The name of the concert is taken from a duet sung by Carol Burnett and Beverly Sills during their 1976 television special at the Metropolitan Opera. Naturally, Bond takes on the role of Burnett and Constanzo does Sills when they sing the number at the top of the show. Bond is a gifted comedian, able to make any line crackle with a subtext. âThe great thing about opera is that when you wake up you’re at the opera,â Bond snaps.
“You make me laugh, which creates phlegm,” says Costanzo. They support this sassy broad diva / opera joke for 90 minutes that are as hilarious as they are musically impressive.
A subdued and slightly sinister version of “Me and My Shadow” leads to a very strange segment in which Costanzo sings a piece by Henry Purcell The Fairy-Queen which he is pretty sure is a one night stand. Bond immediately follows with the late Victorian salon song “There Are Fairies at the Bottom of Our Garden”, performed with an oversized British accent while throwing daisies at the edge of the stage. Somewhere, Quentin Crisp is smiling.
They are both seated at the edge of the stage like Judy for a simple but captivating interpretation of âWaters of Marchâ by AntÃ´nio Carlos Jobim. It’s a song they disagree on: Bond thinks it’s fishing, Costanzo thinks it’s murder. While I’m usually rocked to the song’s playful melody (I almost always hear it in Portuguese), this English version got me hooked on every lyric.
There are other memorable duets: Our chairs vibrate to the rhythm of Sylvester’s âStarsâ disco number. They perform a surprisingly cohesive mix of “Dido’s Lament” by Purcell and the 2003 pop torch song “White Flag” (by Dido), which they immediately follow up with an even better mashup of “Walk Like an Egyptian” from the Bangles and one from Costanzo. numbers Akhenaton.
Costanzo goes Hasselhoff full when he sings a man-woman duet with himself, blowing us away with his low register, that is to say his pretty tenor. His highs are crystal clear, but his range of performer is even wider than I could have imagined.
Bond has long possessed one of the most expressive voices in cabaret, with an effortless ability to convey both sardonic wit and devastating sadness. Bond’s iconic purr sounds better than ever in this concert, especially with the accompaniment of a nine-person orchestra, including a flute, harp, and two violins (excellent musical direction by Thomas Bartlett).
Director Zack Winokur is organizing the party to showcase the two performers’ individual talents while still giving them plenty of time to don several of Jonathan Anderson’s whimsical costumes. Set designer Carlos Soto accentuates each number with little surprises, and John Torres enhances the mood with his stealthy lighting. David Schnirman’s finely tuned sound design ensures that every note and lyrics can be heard.

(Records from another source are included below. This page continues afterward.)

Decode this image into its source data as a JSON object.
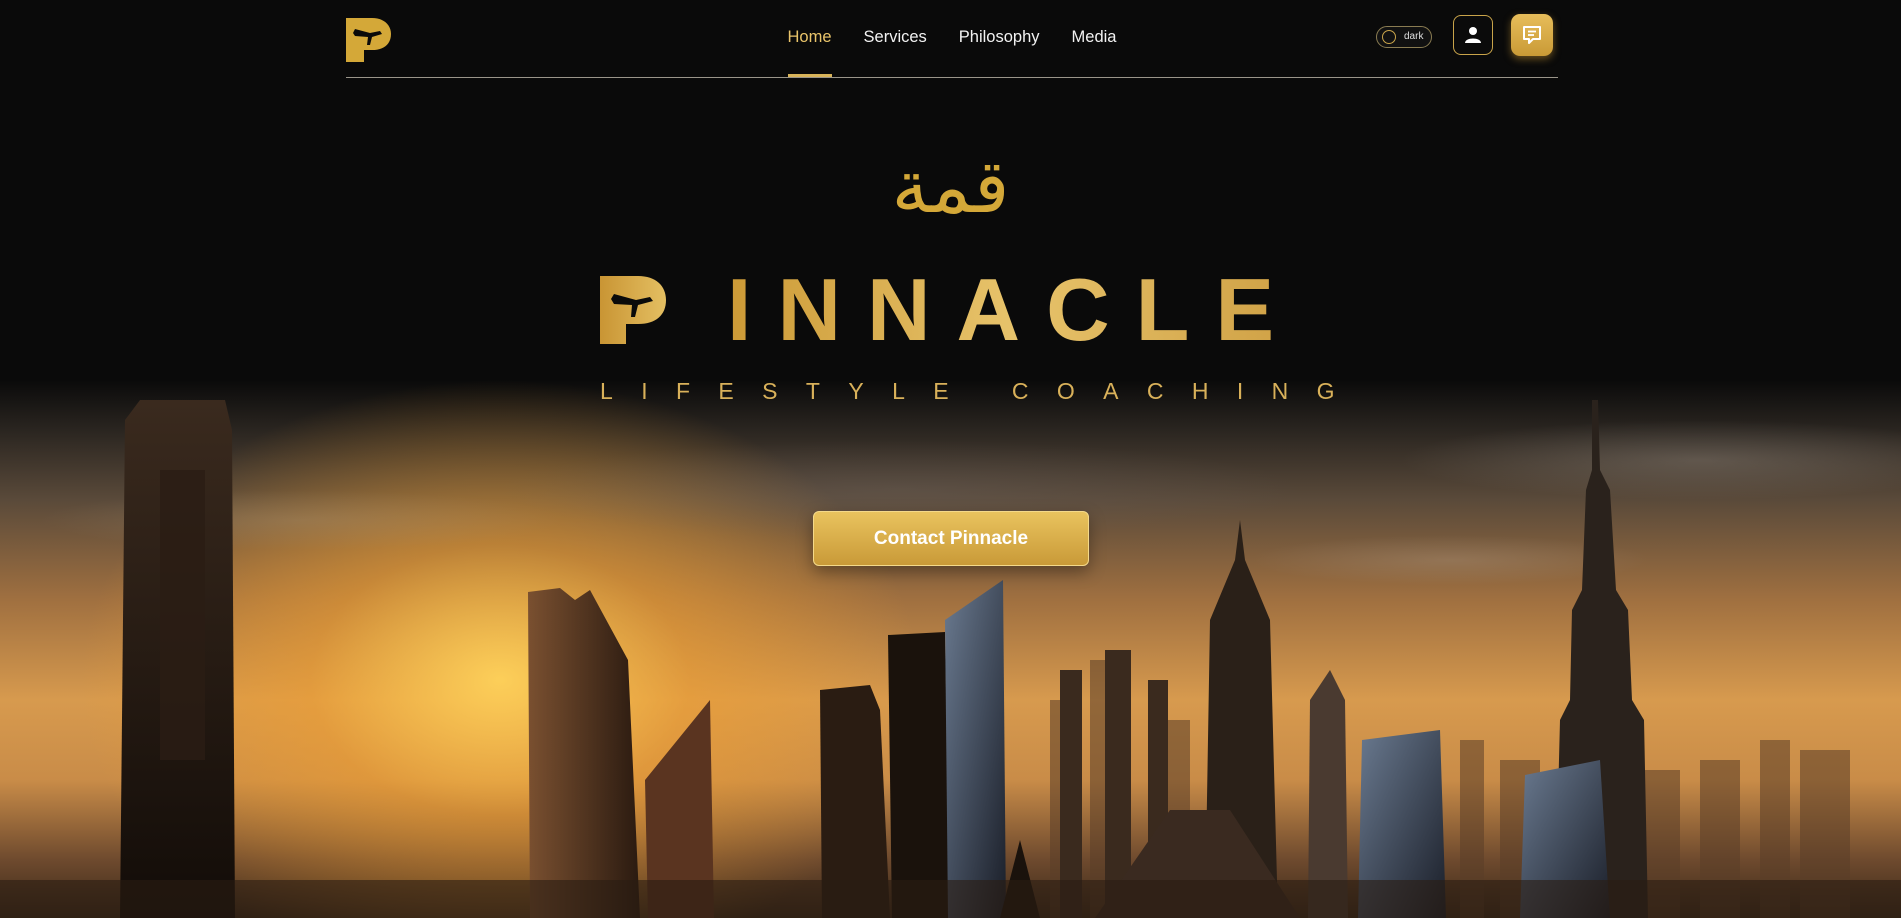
{
  "nav": {
    "items": [
      {
        "label": "Home",
        "active": true
      },
      {
        "label": "Services",
        "active": false
      },
      {
        "label": "Philosophy",
        "active": false
      },
      {
        "label": "Media",
        "active": false
      }
    ],
    "theme_toggle_label": "dark",
    "icons": {
      "logo": "pinnacle-p-plane-logo",
      "user": "user-icon",
      "chat": "chat-icon"
    }
  },
  "hero": {
    "arabic_title": "قمة",
    "brand_name": "INNACLE",
    "tagline": "LIFESTYLE COACHING",
    "cta_label": "Contact Pinnacle",
    "background": "city-skyline-sunset-image"
  },
  "colors": {
    "accent": "#d4a838",
    "background": "#0a0a0a",
    "text": "#f2f2f2"
  }
}
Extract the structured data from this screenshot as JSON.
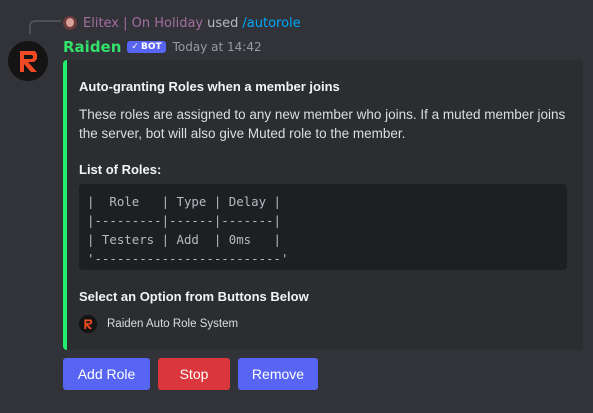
{
  "reply": {
    "username": "Elitex | On Holiday",
    "used_text": "used",
    "command": "/autorole"
  },
  "message": {
    "username": "Raiden",
    "bot_tag": "BOT",
    "timestamp": "Today at 14:42"
  },
  "embed": {
    "accent_color": "#22ee6c",
    "title": "Auto-granting Roles when a member joins",
    "description": "These roles are assigned to any new member who joins. If a muted member joins the server, bot will also give Muted role to the member.",
    "field_name": "List of Roles:",
    "code": "|  Role   | Type | Delay |\n|---------|------|-------|\n| Testers | Add  | 0ms   |\n'-------------------------'",
    "subheading": "Select an Option from Buttons Below",
    "footer_text": "Raiden Auto Role System"
  },
  "buttons": {
    "add_role": "Add Role",
    "stop": "Stop",
    "remove": "Remove"
  },
  "colors": {
    "primary_button": "#5865f2",
    "danger_button": "#da373c",
    "bot_name": "#33e26a"
  },
  "icons": {
    "bot_avatar": "raiden-logo-icon",
    "bot_tag_check": "check-icon",
    "footer": "raiden-logo-icon"
  }
}
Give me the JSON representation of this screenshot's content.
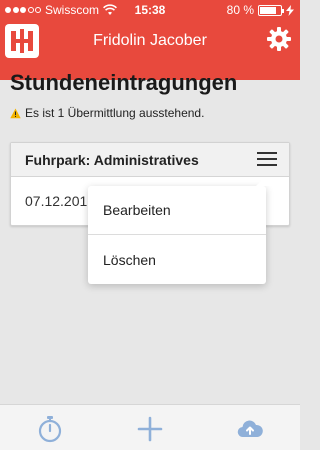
{
  "status_bar": {
    "carrier": "Swisscom",
    "time": "15:38",
    "battery": "80 %",
    "battery_level": 0.8
  },
  "header": {
    "title": "Fridolin Jacober"
  },
  "page": {
    "heading": "Stundeneintragungen",
    "notice": "Es ist 1 Übermittlung ausstehend."
  },
  "card": {
    "title": "Fuhrpark: Administratives",
    "date": "07.12.201"
  },
  "menu": {
    "items": [
      "Bearbeiten",
      "Löschen"
    ]
  },
  "tabbar": {
    "icons": [
      "stopwatch-icon",
      "plus-icon",
      "cloud-upload-icon"
    ]
  },
  "colors": {
    "accent": "#e8493d",
    "tab_icon": "#8fb0d9"
  }
}
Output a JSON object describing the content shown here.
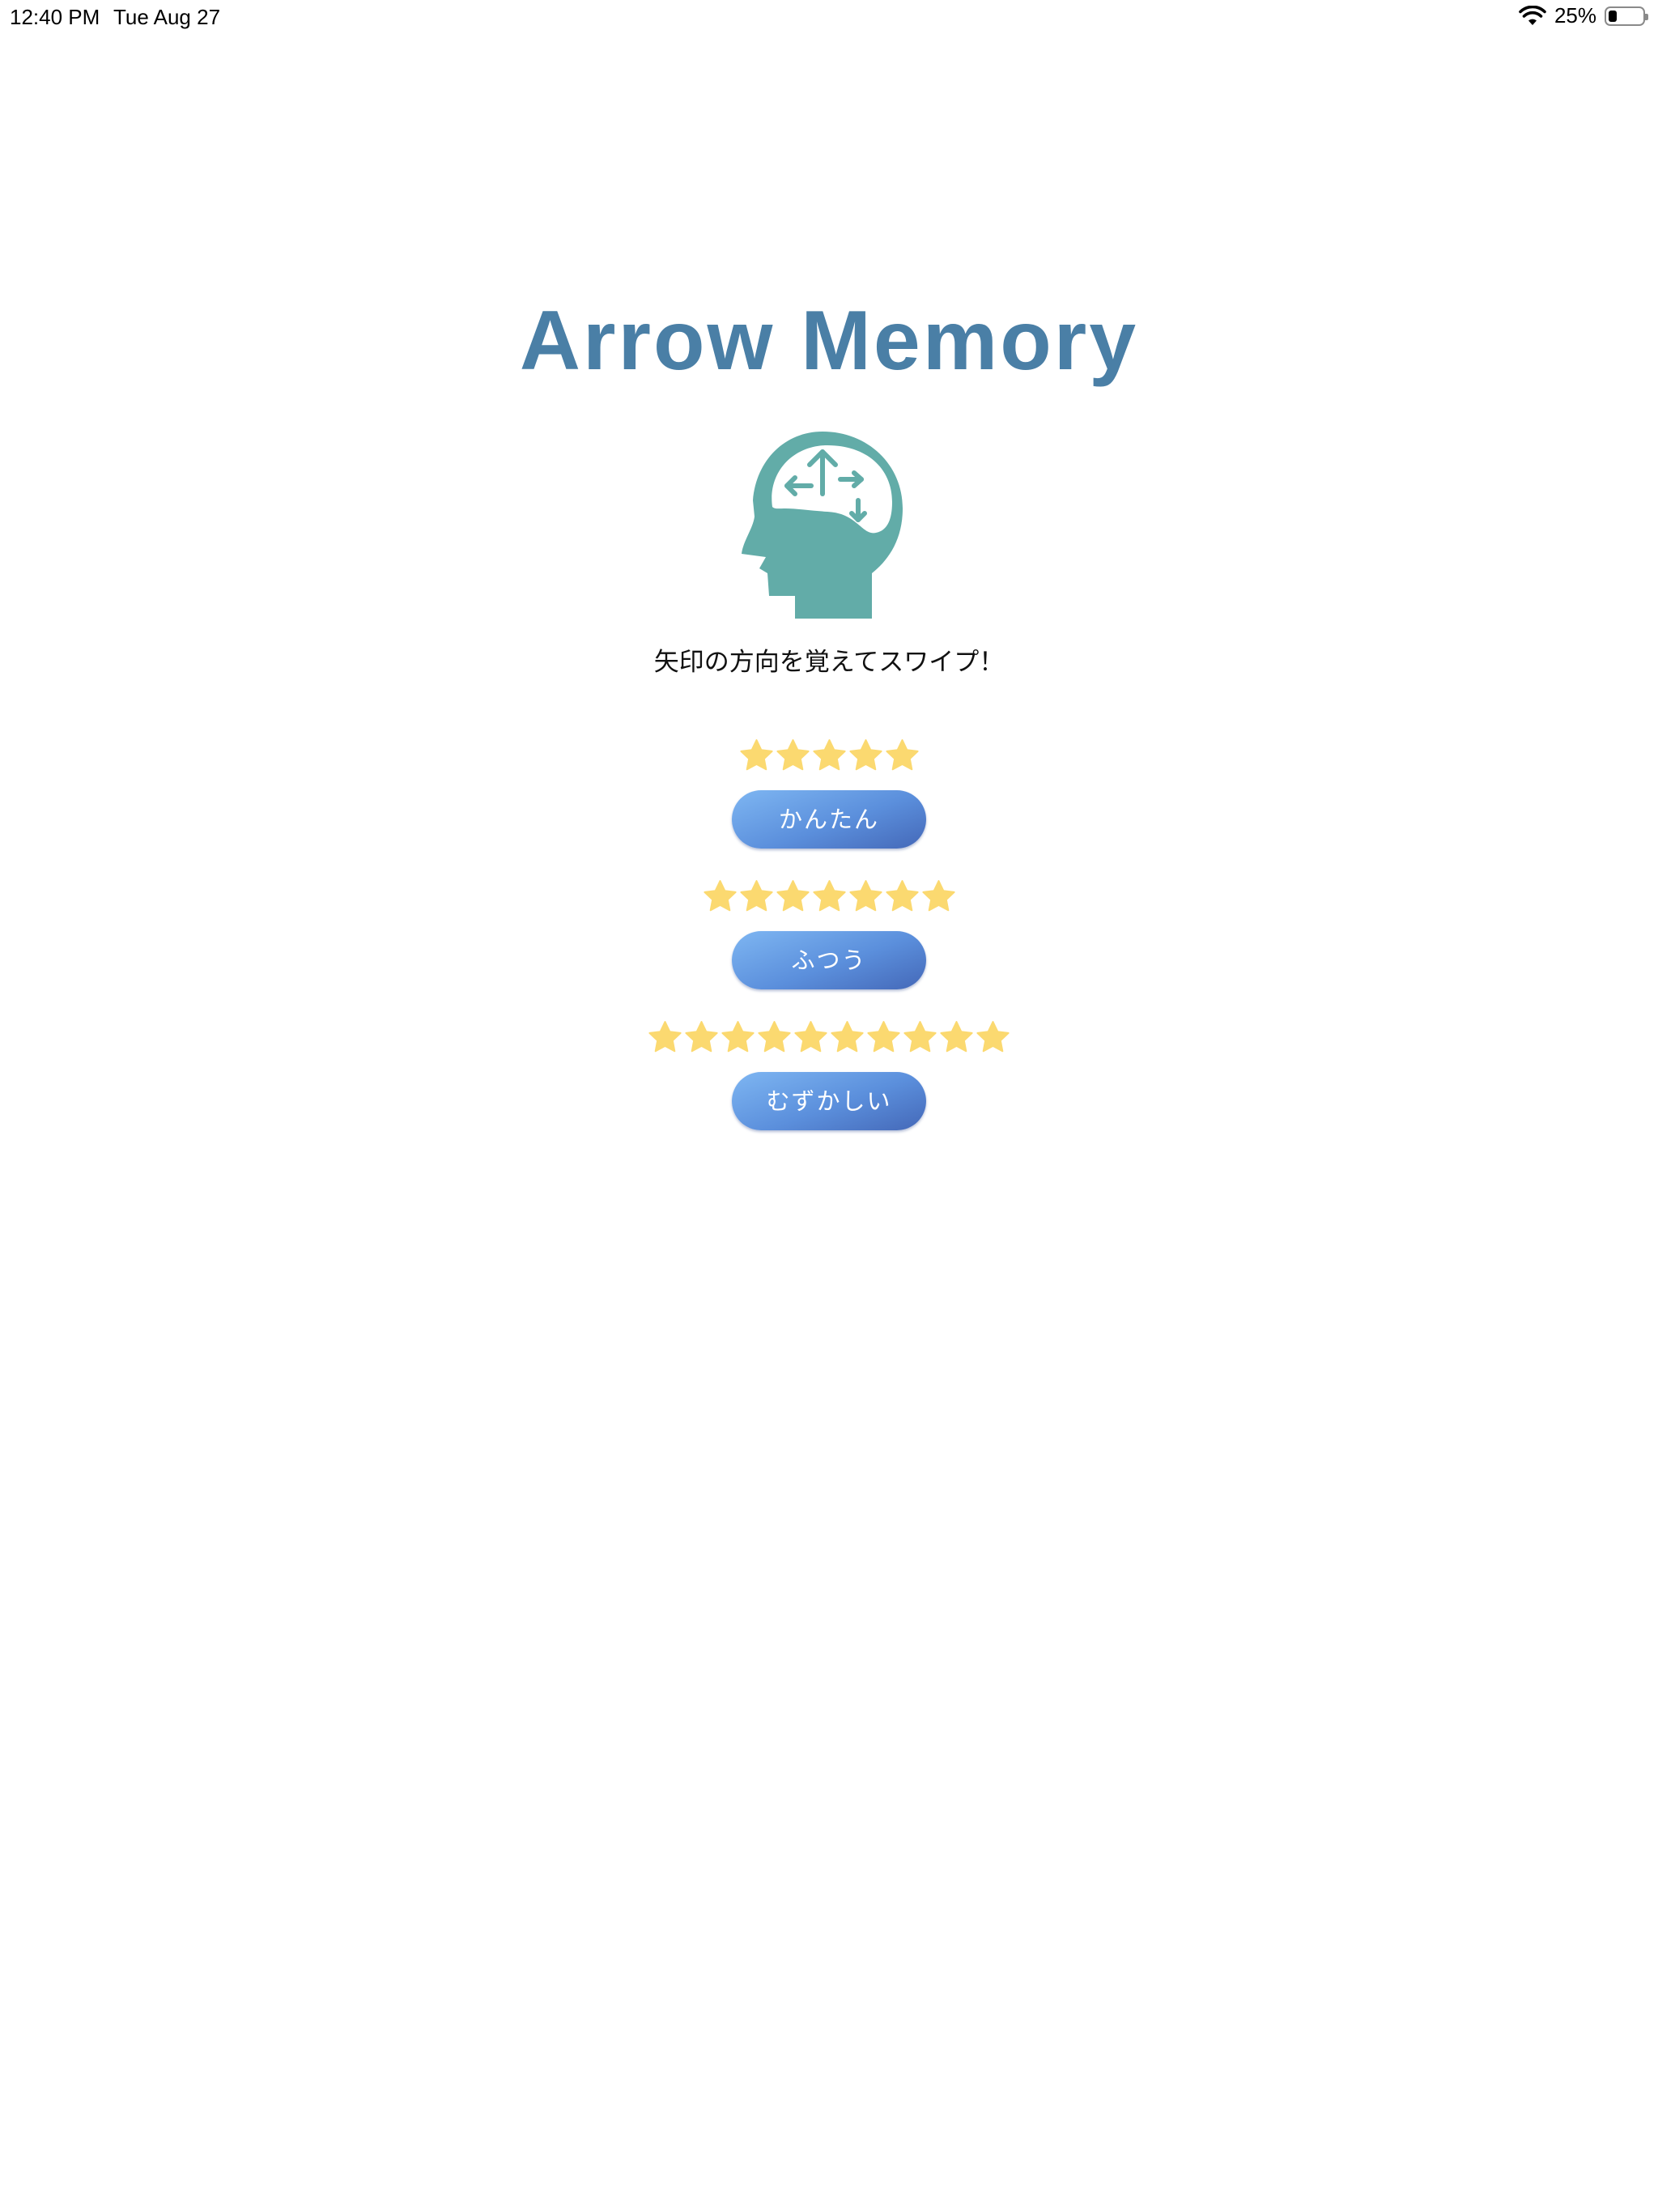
{
  "status_bar": {
    "time": "12:40 PM",
    "date": "Tue Aug 27",
    "battery_percent": "25%",
    "battery_level": 0.25,
    "icons": [
      "wifi-icon",
      "battery-icon"
    ]
  },
  "app": {
    "title": "Arrow Memory",
    "logo_icon": "brain-arrows-head-icon",
    "subtitle": "矢印の方向を覚えてスワイプ！"
  },
  "colors": {
    "title": "#4a7fa6",
    "logo": "#62aca8",
    "star": "#fbd970",
    "button_gradient_top": "#7eb6f2",
    "button_gradient_bottom": "#4468b8",
    "button_text": "#ffffff"
  },
  "levels": [
    {
      "label": "かんたん",
      "stars": 5
    },
    {
      "label": "ふつう",
      "stars": 7
    },
    {
      "label": "むずかしい",
      "stars": 10
    }
  ]
}
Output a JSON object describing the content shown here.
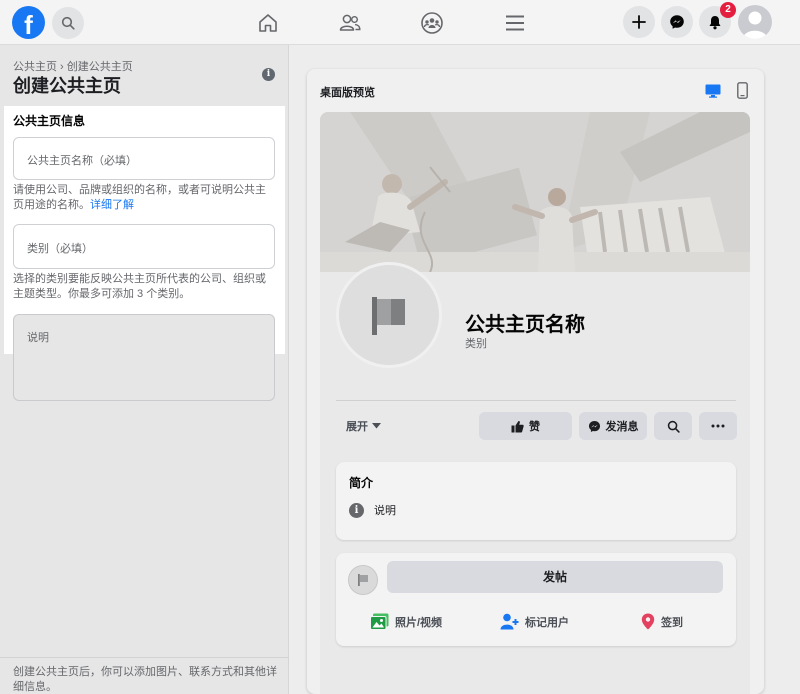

While Costanzo’s exploits at the Met made me want to see this show, I only recently realized that I first heard his voice two decades ago in the movie Merchant Ivory. A soldier’s daughter never cries. As a young gay man, the experience of seeing another man sing the tune of a woman was a transformational experience for me. Bond also inspired me with their artistic fearlessness and unabashed individuality. It shouldn’t surprise us that these two artists challenge genres to create an entertaining, sophisticated and completely original show. There should be more collaborations like this.